(Recorded data)
********************
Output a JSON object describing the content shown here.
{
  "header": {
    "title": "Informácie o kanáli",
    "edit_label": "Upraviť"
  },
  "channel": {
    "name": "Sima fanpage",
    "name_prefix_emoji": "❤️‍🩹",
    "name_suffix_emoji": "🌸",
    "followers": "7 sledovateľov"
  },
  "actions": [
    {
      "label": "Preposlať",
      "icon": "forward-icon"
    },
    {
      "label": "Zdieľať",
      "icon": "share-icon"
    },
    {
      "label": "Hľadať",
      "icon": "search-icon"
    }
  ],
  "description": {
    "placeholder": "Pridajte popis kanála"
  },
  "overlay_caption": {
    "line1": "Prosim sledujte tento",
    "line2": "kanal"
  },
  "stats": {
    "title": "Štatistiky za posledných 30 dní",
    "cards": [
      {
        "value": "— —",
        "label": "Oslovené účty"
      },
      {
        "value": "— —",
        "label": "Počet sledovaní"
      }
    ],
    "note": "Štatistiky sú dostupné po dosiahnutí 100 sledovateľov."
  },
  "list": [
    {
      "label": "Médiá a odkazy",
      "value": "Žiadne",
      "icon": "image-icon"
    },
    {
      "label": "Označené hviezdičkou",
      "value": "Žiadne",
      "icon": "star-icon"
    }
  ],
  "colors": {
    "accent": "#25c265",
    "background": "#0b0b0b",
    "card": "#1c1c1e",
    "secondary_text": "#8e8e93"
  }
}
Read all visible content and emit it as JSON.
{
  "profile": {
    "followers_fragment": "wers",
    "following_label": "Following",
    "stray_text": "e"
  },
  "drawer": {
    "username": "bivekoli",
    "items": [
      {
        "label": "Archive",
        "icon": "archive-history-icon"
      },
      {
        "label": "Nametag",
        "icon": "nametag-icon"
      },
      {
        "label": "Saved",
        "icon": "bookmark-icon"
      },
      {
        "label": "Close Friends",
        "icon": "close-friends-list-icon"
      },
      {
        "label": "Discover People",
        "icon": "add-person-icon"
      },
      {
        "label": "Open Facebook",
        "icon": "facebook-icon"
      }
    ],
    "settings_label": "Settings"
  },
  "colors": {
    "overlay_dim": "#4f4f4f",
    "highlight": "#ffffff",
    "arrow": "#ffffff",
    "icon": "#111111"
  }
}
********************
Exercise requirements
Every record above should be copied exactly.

Output of the task
Output a JSON object describing the content shown here.
{
  "header": {
    "title": "Informácie o kanáli",
    "edit_label": "Upraviť"
  },
  "channel": {
    "name": "Sima fanpage",
    "name_prefix_emoji": "❤️‍🩹",
    "name_suffix_emoji": "🌸",
    "followers": "7 sledovateľov"
  },
  "actions": [
    {
      "label": "Preposlať",
      "icon": "forward-icon"
    },
    {
      "label": "Zdieľať",
      "icon": "share-icon"
    },
    {
      "label": "Hľadať",
      "icon": "search-icon"
    }
  ],
  "description": {
    "placeholder": "Pridajte popis kanála"
  },
  "overlay_caption": {
    "line1": "Prosim sledujte tento",
    "line2": "kanal"
  },
  "stats": {
    "title": "Štatistiky za posledných 30 dní",
    "cards": [
      {
        "value": "— —",
        "label": "Oslovené účty"
      },
      {
        "value": "— —",
        "label": "Počet sledovaní"
      }
    ],
    "note": "Štatistiky sú dostupné po dosiahnutí 100 sledovateľov."
  },
  "list": [
    {
      "label": "Médiá a odkazy",
      "value": "Žiadne",
      "icon": "image-icon"
    },
    {
      "label": "Označené hviezdičkou",
      "value": "Žiadne",
      "icon": "star-icon"
    }
  ],
  "colors": {
    "accent": "#25c265",
    "background": "#0b0b0b",
    "card": "#1c1c1e",
    "secondary_text": "#8e8e93"
  }
}
Read all visible content and emit it as JSON.
{
  "profile": {
    "followers_fragment": "wers",
    "following_label": "Following",
    "stray_text": "e"
  },
  "drawer": {
    "username": "bivekoli",
    "items": [
      {
        "label": "Archive",
        "icon": "archive-history-icon"
      },
      {
        "label": "Nametag",
        "icon": "nametag-icon"
      },
      {
        "label": "Saved",
        "icon": "bookmark-icon"
      },
      {
        "label": "Close Friends",
        "icon": "close-friends-list-icon"
      },
      {
        "label": "Discover People",
        "icon": "add-person-icon"
      },
      {
        "label": "Open Facebook",
        "icon": "facebook-icon"
      }
    ],
    "settings_label": "Settings"
  },
  "colors": {
    "overlay_dim": "#4f4f4f",
    "highlight": "#ffffff",
    "arrow": "#ffffff",
    "icon": "#111111"
  }
}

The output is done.